**Task objective:**
Which lines of the data contain the string "label"? Copy every one.
───── Task input ─────
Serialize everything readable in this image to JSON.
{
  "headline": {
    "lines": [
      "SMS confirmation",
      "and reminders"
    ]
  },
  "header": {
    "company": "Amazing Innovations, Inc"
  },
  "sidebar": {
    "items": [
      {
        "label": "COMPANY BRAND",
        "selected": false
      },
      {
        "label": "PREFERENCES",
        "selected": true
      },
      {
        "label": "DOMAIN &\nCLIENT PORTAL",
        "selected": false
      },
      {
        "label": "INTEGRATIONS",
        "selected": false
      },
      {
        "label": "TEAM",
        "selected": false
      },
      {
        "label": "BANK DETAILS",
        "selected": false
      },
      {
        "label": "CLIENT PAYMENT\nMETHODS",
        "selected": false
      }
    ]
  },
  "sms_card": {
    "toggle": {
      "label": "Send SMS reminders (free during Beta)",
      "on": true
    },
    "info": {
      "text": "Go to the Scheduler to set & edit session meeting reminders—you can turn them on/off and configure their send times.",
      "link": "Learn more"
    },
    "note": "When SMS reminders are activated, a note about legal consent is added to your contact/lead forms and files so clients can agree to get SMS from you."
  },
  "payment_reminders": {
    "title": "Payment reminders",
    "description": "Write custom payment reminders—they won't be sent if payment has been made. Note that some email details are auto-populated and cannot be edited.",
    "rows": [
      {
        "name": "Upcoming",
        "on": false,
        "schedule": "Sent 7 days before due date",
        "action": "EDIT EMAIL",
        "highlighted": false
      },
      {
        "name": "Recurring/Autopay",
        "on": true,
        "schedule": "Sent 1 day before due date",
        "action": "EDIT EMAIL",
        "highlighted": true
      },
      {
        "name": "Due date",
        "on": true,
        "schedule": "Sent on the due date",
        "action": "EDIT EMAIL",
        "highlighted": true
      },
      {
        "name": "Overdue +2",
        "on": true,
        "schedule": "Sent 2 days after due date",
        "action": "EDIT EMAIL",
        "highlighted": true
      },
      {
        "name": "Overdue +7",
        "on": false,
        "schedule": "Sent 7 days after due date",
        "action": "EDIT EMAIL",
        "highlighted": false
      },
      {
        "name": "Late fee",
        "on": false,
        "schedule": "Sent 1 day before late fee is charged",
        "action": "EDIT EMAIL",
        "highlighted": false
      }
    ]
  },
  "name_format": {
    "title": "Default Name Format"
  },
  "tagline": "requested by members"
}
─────
**Exercise response:**
        "label": "COMPANY BRAND",
        "label": "PREFERENCES",
        "label": "DOMAIN &\nCLIENT PORTAL",
        "label": "INTEGRATIONS",
        "label": "TEAM",
        "label": "BANK DETAILS",
        "label": "CLIENT PAYMENT\nMETHODS",
      "label": "Send SMS reminders (free during Beta)",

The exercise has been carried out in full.